PNS National Newscast

Audio Activation
"Siri, play the Public News Service (podcast)"
"Hey Google, play the Public News Service podcast"
"Alexa, play Public News Service podcast"
or "Alexa, what's my news flash?" once you set it up in the Alexa app

2020Talks

Audio Activation
"Siri, play the 2020Talks podcast"
"Hey Google, play the 2020Talks podcast"
"Alexa, play Two-Thousand-Twenty Talks podcast"
or "Alexa, what's my news flash?" once you set it up in the Alexa app

Newscasts

PNS Daily Newscast - August 3, 2020 


Negotiations to resume today on a COVID-19 relief package; advocates brace for surge in homeless Americans.


2020Talks - August 3, 2020 


Concerns about U.S. Postal Service delays and voter intimidation from voting rights advocates. Plus, Joe Biden calls for emergency housing legislation.

Bless Your Heart: Southern Diet Weighs Heavily on TN Health

A new study published in Circulation, an American Heart Association journal, finds that a regular diet of Southern foods can increase your risk of heart disease by 56 percent. Credit: American Heart Association
A new study published in Circulation, an American Heart Association journal, finds that a regular diet of Southern foods can increase your risk of heart disease by 56 percent. Credit: American Heart Association
August 19, 2015

NASHVILLE, Tenn. - The long-term health impact of consuming fried chicken, sweet tea and other traditional Southern comfort foods can increase your risk of heart disease by 56 percent, a new study suggests.

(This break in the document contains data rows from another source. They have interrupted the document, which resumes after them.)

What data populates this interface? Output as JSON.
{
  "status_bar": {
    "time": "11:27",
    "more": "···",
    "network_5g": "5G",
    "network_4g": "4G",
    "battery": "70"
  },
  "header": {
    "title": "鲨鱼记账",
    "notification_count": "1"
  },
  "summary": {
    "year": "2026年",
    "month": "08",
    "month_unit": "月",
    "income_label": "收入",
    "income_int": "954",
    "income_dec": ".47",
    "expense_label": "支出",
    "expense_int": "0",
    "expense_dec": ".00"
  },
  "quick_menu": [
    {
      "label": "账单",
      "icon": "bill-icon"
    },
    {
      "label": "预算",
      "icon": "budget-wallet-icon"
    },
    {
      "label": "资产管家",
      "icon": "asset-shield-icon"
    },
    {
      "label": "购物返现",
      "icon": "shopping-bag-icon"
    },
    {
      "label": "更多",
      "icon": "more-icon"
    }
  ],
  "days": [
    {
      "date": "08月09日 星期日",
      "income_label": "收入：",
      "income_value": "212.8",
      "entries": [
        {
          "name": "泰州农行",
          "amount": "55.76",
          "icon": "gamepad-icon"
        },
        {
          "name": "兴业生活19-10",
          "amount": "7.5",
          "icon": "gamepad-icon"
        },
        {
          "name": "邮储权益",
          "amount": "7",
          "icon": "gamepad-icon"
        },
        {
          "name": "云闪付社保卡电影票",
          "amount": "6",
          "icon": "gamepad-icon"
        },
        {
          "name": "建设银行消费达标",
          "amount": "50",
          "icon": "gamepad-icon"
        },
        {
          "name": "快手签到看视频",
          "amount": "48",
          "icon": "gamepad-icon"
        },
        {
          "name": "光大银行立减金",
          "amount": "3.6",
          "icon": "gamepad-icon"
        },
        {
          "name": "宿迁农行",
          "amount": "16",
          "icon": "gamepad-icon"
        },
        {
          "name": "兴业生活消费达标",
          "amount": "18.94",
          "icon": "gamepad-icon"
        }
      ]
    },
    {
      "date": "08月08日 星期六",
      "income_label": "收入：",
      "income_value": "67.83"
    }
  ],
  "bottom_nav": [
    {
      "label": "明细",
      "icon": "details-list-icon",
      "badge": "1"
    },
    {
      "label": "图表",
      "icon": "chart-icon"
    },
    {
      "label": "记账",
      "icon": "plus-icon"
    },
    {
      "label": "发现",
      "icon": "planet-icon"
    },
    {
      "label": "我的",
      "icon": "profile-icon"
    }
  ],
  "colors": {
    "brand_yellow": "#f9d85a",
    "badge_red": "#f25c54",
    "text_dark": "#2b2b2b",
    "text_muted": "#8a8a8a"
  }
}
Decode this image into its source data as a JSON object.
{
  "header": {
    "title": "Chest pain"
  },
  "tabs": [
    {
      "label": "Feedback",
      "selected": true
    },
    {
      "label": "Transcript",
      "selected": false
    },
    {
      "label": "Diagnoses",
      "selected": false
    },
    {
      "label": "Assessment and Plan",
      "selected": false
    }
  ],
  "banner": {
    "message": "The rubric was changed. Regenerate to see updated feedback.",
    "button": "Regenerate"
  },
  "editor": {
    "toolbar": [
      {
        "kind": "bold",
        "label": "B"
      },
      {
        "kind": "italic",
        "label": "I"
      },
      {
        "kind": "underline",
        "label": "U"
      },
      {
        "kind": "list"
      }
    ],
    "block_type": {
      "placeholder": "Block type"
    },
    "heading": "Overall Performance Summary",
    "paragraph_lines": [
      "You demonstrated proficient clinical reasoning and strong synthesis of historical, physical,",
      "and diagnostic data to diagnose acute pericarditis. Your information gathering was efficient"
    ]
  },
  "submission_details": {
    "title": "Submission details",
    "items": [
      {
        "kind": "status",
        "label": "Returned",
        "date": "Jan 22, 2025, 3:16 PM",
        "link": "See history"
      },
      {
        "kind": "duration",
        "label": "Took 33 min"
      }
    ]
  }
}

According to research published in Circulation, an American Heart Association journal, people with a routine diet of Southern foods, including eggs, processed meats, liver and other organ meats and sugary drinks are at a higher risk of suffering a heart attack or heart-related death in the next five years.

Dr. Sharmin Basher, a cardiologist for Vanderbilt University Medical Center, said it's not uncommon for health issues related to a Southern diet to be part of a family tradition.

"This is not uncommon to see multi-generational families, many that have the same risk factors among siblings and parents and grandparents and risk factors that are known to contribute to heart disease and stroke," she said. "and those are notably high blood pressure, high cholesterol and type 2 diabetes."

Researchers found the most frequent consumers of the Southern diet tended to be male, African-American, had not graduated high school or were residents of Tennessee and other Southern states.

While cutting out fried and high-sugar foods is optimal, Basher said, you don't have to quit cold turkey when it comes to Southern fare.

"It's a more realistic approach for many people," she said. "Another option is making healthier subsitutes for the staple Southern comfort dishes that we are familiar with, such as a healthier version of fried chicken."

Basher added that the best way to improve your heart health is to follow a plant-based diet regularly and save traditional Southern dishes for special occasions. You also can reduce the amount of salt in your food by using herbs to flavor food as an alternative.

The study is online at heart.org.

Stephanie Carson, Public News Service - TN